## Data for analysis
-- Opening Marker --
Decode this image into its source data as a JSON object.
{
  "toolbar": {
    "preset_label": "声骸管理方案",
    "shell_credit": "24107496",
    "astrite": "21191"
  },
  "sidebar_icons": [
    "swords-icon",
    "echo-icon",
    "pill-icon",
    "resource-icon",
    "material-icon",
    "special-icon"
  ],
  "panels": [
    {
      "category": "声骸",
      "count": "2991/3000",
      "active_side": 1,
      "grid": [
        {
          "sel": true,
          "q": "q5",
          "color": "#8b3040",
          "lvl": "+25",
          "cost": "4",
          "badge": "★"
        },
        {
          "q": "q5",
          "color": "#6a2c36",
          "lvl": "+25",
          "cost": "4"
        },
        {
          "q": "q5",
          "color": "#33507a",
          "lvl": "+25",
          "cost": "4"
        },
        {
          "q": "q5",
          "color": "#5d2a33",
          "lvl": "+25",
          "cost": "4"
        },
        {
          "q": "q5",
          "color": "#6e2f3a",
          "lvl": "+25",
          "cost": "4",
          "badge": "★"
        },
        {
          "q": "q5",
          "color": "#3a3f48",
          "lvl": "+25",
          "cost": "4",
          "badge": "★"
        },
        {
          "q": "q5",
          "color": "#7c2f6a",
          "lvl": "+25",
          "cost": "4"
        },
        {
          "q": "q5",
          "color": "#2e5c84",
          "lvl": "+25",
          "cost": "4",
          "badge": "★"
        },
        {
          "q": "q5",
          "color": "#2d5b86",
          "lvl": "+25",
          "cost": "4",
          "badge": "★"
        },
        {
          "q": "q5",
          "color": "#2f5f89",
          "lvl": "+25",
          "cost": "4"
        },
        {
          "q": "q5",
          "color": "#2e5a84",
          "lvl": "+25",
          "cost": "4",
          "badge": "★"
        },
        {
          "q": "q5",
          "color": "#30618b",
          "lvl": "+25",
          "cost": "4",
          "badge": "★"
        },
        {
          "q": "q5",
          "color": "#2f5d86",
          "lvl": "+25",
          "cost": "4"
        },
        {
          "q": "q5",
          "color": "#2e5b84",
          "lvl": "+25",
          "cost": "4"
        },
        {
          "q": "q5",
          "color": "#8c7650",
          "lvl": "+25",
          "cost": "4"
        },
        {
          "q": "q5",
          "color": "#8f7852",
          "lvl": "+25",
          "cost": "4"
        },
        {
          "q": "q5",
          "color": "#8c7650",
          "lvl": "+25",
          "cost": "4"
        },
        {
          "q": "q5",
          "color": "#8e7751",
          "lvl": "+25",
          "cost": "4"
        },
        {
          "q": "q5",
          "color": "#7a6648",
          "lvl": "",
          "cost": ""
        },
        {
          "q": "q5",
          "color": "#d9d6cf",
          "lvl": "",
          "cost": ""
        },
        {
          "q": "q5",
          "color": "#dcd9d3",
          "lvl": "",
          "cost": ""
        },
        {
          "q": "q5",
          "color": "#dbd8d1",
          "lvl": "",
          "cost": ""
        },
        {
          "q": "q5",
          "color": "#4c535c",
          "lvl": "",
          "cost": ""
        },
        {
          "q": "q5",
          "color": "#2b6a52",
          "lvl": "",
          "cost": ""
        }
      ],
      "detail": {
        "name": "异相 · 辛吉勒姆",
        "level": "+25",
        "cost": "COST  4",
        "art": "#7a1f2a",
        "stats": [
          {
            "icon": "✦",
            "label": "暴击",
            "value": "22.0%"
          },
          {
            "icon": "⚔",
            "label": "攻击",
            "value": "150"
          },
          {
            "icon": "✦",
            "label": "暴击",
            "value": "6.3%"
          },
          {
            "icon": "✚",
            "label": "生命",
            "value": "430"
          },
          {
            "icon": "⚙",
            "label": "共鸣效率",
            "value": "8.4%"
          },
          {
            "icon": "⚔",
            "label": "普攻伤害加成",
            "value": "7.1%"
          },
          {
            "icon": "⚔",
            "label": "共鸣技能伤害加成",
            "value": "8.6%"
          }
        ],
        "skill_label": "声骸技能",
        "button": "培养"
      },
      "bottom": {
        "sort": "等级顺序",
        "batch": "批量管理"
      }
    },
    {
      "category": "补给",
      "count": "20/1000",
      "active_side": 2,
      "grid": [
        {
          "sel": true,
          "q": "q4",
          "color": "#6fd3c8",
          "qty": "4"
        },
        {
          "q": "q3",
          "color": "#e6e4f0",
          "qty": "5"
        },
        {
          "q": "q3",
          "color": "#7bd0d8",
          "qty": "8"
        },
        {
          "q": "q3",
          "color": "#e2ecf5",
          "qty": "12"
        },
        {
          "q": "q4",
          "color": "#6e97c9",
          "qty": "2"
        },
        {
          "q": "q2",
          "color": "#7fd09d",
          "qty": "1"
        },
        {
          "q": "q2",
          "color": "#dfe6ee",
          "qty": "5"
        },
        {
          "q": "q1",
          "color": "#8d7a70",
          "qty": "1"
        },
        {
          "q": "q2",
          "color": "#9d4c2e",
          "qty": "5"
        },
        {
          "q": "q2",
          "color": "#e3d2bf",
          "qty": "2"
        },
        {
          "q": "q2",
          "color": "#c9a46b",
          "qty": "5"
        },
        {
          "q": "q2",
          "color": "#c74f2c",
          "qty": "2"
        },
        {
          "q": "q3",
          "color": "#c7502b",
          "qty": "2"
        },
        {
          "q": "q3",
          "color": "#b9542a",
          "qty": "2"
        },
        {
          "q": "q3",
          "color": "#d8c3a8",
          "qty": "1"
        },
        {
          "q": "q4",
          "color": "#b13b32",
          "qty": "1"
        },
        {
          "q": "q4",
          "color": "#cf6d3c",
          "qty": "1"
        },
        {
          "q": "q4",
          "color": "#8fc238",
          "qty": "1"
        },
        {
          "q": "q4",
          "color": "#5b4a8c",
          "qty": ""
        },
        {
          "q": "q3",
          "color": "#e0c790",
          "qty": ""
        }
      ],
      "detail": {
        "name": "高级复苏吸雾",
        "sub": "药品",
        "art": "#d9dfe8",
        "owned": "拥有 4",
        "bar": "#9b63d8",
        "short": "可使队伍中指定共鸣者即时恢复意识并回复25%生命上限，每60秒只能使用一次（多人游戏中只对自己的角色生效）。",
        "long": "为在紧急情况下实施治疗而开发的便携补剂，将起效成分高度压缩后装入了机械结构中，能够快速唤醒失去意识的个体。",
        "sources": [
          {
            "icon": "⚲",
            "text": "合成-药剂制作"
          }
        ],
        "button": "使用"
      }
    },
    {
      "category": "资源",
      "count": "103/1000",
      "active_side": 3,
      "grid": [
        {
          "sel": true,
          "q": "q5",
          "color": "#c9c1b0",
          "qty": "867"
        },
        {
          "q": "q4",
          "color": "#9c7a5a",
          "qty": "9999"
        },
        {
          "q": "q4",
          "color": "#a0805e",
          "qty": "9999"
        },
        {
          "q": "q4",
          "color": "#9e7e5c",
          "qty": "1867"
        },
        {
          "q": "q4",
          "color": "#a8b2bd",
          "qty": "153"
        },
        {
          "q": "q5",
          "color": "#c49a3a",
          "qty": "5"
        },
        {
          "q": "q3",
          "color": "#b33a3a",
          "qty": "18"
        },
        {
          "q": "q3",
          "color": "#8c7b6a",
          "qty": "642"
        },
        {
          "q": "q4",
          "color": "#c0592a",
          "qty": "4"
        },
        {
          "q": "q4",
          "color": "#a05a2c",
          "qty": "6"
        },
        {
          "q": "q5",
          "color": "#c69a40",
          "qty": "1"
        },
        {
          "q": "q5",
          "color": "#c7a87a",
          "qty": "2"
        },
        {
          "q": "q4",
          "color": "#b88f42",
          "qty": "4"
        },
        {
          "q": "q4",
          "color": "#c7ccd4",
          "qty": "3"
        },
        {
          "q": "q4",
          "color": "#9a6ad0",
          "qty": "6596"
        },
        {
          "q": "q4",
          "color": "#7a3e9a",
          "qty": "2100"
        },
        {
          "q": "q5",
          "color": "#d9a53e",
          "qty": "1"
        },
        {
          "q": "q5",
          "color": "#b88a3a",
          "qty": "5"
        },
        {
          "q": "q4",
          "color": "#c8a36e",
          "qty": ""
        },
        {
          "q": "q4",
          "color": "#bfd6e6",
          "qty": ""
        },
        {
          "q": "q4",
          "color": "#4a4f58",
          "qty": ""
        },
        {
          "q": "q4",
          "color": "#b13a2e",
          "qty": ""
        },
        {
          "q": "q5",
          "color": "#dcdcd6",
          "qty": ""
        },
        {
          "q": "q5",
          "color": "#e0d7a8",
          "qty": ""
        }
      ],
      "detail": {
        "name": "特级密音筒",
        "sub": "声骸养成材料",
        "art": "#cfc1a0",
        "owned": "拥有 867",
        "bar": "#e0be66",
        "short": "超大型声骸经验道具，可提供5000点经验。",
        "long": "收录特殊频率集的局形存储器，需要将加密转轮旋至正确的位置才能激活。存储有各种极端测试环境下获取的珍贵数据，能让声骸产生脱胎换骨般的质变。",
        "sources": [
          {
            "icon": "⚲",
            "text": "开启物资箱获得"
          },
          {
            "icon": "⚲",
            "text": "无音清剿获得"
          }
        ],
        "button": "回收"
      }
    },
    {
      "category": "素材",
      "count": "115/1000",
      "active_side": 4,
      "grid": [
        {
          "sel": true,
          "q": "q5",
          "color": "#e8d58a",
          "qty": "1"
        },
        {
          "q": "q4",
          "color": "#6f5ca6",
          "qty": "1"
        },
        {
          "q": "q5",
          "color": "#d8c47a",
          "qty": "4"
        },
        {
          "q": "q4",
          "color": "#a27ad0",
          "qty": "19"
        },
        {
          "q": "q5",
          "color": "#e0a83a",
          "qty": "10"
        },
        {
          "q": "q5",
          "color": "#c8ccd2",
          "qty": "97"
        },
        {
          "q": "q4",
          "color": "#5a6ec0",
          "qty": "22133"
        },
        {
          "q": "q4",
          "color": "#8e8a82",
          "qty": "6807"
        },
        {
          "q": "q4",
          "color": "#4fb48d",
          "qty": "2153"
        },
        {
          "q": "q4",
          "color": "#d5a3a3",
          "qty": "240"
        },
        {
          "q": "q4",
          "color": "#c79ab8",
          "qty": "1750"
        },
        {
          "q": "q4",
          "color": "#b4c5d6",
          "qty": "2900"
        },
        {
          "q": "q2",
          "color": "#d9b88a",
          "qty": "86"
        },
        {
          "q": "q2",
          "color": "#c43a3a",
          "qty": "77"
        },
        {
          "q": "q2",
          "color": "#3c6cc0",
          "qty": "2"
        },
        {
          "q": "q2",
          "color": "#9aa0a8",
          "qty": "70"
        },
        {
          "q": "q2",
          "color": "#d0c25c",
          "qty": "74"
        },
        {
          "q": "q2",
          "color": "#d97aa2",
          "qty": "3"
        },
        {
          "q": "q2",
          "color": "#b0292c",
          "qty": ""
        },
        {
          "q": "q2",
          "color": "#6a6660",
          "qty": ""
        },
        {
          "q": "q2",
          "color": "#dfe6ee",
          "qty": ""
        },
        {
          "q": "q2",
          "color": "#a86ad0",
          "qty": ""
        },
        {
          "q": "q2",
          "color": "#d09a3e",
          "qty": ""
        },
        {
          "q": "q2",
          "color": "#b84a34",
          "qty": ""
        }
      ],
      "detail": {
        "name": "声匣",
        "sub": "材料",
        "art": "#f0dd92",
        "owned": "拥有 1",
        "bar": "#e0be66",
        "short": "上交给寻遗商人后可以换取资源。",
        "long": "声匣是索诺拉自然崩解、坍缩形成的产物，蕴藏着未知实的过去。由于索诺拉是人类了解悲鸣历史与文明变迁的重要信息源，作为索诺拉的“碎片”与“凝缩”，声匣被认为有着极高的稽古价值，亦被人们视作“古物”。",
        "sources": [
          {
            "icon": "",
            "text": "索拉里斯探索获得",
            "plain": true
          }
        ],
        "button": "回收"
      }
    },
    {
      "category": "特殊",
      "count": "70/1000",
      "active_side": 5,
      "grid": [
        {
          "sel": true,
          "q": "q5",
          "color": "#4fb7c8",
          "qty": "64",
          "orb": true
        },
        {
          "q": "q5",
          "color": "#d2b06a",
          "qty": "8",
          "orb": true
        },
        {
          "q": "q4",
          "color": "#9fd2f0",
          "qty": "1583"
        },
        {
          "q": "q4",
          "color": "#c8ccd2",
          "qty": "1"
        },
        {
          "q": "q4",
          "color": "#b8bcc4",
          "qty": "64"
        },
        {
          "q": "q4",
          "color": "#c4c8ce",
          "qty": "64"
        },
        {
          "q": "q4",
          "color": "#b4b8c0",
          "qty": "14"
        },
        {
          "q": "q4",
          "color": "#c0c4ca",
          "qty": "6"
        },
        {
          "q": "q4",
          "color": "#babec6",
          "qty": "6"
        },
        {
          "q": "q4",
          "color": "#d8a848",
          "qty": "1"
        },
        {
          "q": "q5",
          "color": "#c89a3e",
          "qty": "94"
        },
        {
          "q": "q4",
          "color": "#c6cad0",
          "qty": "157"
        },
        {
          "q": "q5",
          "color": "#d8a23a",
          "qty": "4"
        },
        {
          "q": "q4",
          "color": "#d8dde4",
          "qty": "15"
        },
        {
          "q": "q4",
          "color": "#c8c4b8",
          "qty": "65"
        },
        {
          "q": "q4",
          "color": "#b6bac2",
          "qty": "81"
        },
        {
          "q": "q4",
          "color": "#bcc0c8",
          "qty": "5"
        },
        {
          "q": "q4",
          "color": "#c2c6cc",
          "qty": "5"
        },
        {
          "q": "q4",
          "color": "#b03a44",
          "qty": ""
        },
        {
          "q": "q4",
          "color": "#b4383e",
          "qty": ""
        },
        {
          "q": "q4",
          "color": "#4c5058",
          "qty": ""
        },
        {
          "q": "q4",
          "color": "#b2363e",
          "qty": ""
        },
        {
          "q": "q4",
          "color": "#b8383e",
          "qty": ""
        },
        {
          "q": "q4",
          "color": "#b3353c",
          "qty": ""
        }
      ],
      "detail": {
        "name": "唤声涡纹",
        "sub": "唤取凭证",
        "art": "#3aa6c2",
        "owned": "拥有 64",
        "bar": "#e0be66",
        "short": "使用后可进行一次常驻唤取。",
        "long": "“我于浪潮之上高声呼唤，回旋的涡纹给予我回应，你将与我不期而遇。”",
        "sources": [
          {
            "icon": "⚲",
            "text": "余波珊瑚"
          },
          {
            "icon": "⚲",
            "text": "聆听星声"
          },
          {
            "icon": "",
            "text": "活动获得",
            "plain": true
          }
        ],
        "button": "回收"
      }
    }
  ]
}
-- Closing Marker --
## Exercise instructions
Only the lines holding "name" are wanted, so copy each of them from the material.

## Response area
        "name": "异相 · 辛吉勒姆",
        "name": "高级复苏吸雾",
        "name": "特级密音筒",
        "name": "声匣",
        "name": "唤声涡纹",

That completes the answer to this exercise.